# Aim of the exercise
From the data below, return all lines holding the string "name".

# App and web page records
• • • • •
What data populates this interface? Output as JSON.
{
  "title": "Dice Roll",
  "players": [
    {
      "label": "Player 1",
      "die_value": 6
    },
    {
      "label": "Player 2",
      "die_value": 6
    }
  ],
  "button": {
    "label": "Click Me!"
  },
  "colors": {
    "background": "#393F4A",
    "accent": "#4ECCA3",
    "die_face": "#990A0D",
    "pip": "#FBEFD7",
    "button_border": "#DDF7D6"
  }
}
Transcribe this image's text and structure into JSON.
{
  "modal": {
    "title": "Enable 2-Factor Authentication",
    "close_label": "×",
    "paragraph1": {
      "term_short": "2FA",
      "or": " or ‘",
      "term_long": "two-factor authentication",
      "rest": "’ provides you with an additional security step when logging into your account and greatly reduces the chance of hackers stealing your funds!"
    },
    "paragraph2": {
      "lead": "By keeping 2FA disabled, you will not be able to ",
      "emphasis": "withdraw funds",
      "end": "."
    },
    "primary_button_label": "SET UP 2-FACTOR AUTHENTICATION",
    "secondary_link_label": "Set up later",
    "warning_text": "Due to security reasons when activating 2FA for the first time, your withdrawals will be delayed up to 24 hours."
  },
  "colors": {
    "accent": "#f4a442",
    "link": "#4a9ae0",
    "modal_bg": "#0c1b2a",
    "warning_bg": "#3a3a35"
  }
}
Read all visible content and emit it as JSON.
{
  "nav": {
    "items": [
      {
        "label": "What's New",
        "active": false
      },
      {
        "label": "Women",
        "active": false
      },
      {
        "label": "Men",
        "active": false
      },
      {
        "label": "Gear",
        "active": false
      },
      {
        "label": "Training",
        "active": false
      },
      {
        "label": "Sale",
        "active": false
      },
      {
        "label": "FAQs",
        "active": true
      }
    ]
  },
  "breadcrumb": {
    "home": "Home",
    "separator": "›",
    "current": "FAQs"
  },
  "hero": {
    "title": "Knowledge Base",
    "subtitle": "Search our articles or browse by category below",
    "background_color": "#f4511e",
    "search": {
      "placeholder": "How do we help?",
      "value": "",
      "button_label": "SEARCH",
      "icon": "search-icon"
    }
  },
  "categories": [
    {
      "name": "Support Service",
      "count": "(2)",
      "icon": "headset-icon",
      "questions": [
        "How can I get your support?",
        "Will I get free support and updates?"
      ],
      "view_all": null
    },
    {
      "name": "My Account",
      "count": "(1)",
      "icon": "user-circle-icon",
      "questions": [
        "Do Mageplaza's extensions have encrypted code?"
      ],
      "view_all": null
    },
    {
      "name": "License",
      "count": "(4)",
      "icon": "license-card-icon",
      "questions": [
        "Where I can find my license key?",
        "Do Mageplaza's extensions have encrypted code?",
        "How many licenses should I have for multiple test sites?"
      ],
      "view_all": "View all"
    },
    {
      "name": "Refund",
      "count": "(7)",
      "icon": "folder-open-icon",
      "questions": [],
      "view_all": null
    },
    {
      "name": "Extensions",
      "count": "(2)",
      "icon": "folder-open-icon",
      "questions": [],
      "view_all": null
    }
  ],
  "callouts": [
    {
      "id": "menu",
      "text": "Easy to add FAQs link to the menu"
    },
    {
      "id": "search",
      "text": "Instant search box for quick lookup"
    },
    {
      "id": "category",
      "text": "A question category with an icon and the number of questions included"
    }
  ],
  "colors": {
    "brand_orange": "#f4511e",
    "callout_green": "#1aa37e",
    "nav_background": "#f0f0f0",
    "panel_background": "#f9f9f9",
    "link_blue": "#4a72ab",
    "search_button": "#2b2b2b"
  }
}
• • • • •
# Output below
      "name": "Support Service",
      "name": "My Account",
      "name": "License",
      "name": "Refund",
      "name": "Extensions",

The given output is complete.